**TO DO**
Could each entry be returned exactly as it appears?

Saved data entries
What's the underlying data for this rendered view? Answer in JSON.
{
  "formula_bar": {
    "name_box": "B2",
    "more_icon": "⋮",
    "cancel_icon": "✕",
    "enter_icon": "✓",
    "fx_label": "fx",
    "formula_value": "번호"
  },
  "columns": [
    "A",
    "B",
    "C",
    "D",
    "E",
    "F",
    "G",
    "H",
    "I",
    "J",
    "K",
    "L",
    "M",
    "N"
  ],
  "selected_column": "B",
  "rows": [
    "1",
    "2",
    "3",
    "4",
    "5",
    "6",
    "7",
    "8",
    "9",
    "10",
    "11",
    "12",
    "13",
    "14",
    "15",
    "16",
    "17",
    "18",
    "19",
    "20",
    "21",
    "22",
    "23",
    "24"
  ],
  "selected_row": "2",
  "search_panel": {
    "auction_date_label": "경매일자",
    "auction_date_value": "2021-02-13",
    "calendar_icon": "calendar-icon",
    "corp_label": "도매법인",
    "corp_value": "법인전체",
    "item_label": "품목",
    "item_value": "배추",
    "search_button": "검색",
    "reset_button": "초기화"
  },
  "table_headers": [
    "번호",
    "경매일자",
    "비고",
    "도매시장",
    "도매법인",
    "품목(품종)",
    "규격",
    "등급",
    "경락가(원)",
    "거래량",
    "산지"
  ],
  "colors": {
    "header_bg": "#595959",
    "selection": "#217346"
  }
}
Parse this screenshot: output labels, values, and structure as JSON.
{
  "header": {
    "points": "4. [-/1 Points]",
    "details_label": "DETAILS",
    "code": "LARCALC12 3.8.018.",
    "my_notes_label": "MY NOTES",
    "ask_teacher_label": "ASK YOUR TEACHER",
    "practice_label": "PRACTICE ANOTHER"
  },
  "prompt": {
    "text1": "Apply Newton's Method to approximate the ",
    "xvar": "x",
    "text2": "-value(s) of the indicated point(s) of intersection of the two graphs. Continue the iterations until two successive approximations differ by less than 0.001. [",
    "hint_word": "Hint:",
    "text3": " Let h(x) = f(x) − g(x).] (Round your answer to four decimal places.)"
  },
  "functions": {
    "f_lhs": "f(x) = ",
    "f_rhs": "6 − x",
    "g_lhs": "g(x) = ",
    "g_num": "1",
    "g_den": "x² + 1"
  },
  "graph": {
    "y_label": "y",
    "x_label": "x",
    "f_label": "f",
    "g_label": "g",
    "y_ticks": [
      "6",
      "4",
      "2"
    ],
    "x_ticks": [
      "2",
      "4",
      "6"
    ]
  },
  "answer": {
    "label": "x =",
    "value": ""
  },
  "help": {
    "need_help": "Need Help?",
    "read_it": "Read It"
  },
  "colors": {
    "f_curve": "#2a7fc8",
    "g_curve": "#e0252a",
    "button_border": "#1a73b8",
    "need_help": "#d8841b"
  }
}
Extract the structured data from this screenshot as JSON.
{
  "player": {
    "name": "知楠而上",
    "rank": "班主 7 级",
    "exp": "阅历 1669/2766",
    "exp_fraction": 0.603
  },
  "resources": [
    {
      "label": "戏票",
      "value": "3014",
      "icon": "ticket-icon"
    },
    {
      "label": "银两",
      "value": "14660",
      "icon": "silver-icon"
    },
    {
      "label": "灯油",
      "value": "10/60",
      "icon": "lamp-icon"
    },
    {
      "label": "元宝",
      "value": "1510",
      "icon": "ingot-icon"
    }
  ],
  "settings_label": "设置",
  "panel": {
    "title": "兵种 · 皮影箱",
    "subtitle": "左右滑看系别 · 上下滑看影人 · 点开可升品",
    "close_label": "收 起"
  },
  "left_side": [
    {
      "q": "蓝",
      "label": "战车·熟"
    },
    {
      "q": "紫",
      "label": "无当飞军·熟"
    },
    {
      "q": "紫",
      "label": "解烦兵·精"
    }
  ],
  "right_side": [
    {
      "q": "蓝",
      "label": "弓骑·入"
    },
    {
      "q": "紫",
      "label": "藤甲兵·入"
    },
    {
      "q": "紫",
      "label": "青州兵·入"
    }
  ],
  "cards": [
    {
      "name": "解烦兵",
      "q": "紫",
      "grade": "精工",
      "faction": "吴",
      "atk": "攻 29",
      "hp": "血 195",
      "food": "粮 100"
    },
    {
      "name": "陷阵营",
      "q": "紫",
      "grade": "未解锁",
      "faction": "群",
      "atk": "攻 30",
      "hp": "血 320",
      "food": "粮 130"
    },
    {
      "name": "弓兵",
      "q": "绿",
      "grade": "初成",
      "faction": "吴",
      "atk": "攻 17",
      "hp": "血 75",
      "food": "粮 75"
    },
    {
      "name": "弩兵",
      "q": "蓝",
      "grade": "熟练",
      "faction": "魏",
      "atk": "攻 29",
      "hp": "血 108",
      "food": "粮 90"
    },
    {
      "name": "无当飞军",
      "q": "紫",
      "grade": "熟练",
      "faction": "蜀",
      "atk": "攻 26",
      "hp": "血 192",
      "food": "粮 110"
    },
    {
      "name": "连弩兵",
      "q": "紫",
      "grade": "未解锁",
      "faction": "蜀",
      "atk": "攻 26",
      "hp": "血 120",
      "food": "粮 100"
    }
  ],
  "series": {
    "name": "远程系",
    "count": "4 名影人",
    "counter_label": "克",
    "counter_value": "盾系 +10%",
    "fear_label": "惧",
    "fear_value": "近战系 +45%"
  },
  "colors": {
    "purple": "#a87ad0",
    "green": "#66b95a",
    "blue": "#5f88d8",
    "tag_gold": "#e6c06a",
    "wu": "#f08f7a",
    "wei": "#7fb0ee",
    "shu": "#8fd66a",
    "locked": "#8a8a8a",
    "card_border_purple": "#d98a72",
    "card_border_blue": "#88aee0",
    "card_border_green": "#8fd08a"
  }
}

**OUTPUT**
What's the underlying data for this rendered view? Answer in JSON.
{
  "formula_bar": {
    "name_box": "B2",
    "more_icon": "⋮",
    "cancel_icon": "✕",
    "enter_icon": "✓",
    "fx_label": "fx",
    "formula_value": "번호"
  },
  "columns": [
    "A",
    "B",
    "C",
    "D",
    "E",
    "F",
    "G",
    "H",
    "I",
    "J",
    "K",
    "L",
    "M",
    "N"
  ],
  "selected_column": "B",
  "rows": [
    "1",
    "2",
    "3",
    "4",
    "5",
    "6",
    "7",
    "8",
    "9",
    "10",
    "11",
    "12",
    "13",
    "14",
    "15",
    "16",
    "17",
    "18",
    "19",
    "20",
    "21",
    "22",
    "23",
    "24"
  ],
  "selected_row": "2",
  "search_panel": {
    "auction_date_label": "경매일자",
    "auction_date_value": "2021-02-13",
    "calendar_icon": "calendar-icon",
    "corp_label": "도매법인",
    "corp_value": "법인전체",
    "item_label": "품목",
    "item_value": "배추",
    "search_button": "검색",
    "reset_button": "초기화"
  },
  "table_headers": [
    "번호",
    "경매일자",
    "비고",
    "도매시장",
    "도매법인",
    "품목(품종)",
    "규격",
    "등급",
    "경락가(원)",
    "거래량",
    "산지"
  ],
  "colors": {
    "header_bg": "#595959",
    "selection": "#217346"
  }
}
Parse this screenshot: output labels, values, and structure as JSON.
{
  "header": {
    "points": "4. [-/1 Points]",
    "details_label": "DETAILS",
    "code": "LARCALC12 3.8.018.",
    "my_notes_label": "MY NOTES",
    "ask_teacher_label": "ASK YOUR TEACHER",
    "practice_label": "PRACTICE ANOTHER"
  },
  "prompt": {
    "text1": "Apply Newton's Method to approximate the ",
    "xvar": "x",
    "text2": "-value(s) of the indicated point(s) of intersection of the two graphs. Continue the iterations until two successive approximations differ by less than 0.001. [",
    "hint_word": "Hint:",
    "text3": " Let h(x) = f(x) − g(x).] (Round your answer to four decimal places.)"
  },
  "functions": {
    "f_lhs": "f(x) = ",
    "f_rhs": "6 − x",
    "g_lhs": "g(x) = ",
    "g_num": "1",
    "g_den": "x² + 1"
  },
  "graph": {
    "y_label": "y",
    "x_label": "x",
    "f_label": "f",
    "g_label": "g",
    "y_ticks": [
      "6",
      "4",
      "2"
    ],
    "x_ticks": [
      "2",
      "4",
      "6"
    ]
  },
  "answer": {
    "label": "x =",
    "value": ""
  },
  "help": {
    "need_help": "Need Help?",
    "read_it": "Read It"
  },
  "colors": {
    "f_curve": "#2a7fc8",
    "g_curve": "#e0252a",
    "button_border": "#1a73b8",
    "need_help": "#d8841b"
  }
}
Extract the structured data from this screenshot as JSON.
{
  "player": {
    "name": "知楠而上",
    "rank": "班主 7 级",
    "exp": "阅历 1669/2766",
    "exp_fraction": 0.603
  },
  "resources": [
    {
      "label": "戏票",
      "value": "3014",
      "icon": "ticket-icon"
    },
    {
      "label": "银两",
      "value": "14660",
      "icon": "silver-icon"
    },
    {
      "label": "灯油",
      "value": "10/60",
      "icon": "lamp-icon"
    },
    {
      "label": "元宝",
      "value": "1510",
      "icon": "ingot-icon"
    }
  ],
  "settings_label": "设置",
  "panel": {
    "title": "兵种 · 皮影箱",
    "subtitle": "左右滑看系别 · 上下滑看影人 · 点开可升品",
    "close_label": "收 起"
  },
  "left_side": [
    {
      "q": "蓝",
      "label": "战车·熟"
    },
    {
      "q": "紫",
      "label": "无当飞军·熟"
    },
    {
      "q": "紫",
      "label": "解烦兵·精"
    }
  ],
  "right_side": [
    {
      "q": "蓝",
      "label": "弓骑·入"
    },
    {
      "q": "紫",
      "label": "藤甲兵·入"
    },
    {
      "q": "紫",
      "label": "青州兵·入"
    }
  ],
  "cards": [
    {
      "name": "解烦兵",
      "q": "紫",
      "grade": "精工",
      "faction": "吴",
      "atk": "攻 29",
      "hp": "血 195",
      "food": "粮 100"
    },
    {
      "name": "陷阵营",
      "q": "紫",
      "grade": "未解锁",
      "faction": "群",
      "atk": "攻 30",
      "hp": "血 320",
      "food": "粮 130"
    },
    {
      "name": "弓兵",
      "q": "绿",
      "grade": "初成",
      "faction": "吴",
      "atk": "攻 17",
      "hp": "血 75",
      "food": "粮 75"
    },
    {
      "name": "弩兵",
      "q": "蓝",
      "grade": "熟练",
      "faction": "魏",
      "atk": "攻 29",
      "hp": "血 108",
      "food": "粮 90"
    },
    {
      "name": "无当飞军",
      "q": "紫",
      "grade": "熟练",
      "faction": "蜀",
      "atk": "攻 26",
      "hp": "血 192",
      "food": "粮 110"
    },
    {
      "name": "连弩兵",
      "q": "紫",
      "grade": "未解锁",
      "faction": "蜀",
      "atk": "攻 26",
      "hp": "血 120",
      "food": "粮 100"
    }
  ],
  "series": {
    "name": "远程系",
    "count": "4 名影人",
    "counter_label": "克",
    "counter_value": "盾系 +10%",
    "fear_label": "惧",
    "fear_value": "近战系 +45%"
  },
  "colors": {
    "purple": "#a87ad0",
    "green": "#66b95a",
    "blue": "#5f88d8",
    "tag_gold": "#e6c06a",
    "wu": "#f08f7a",
    "wei": "#7fb0ee",
    "shu": "#8fd66a",
    "locked": "#8a8a8a",
    "card_border_purple": "#d98a72",
    "card_border_blue": "#88aee0",
    "card_border_green": "#8fd08a"
  }
}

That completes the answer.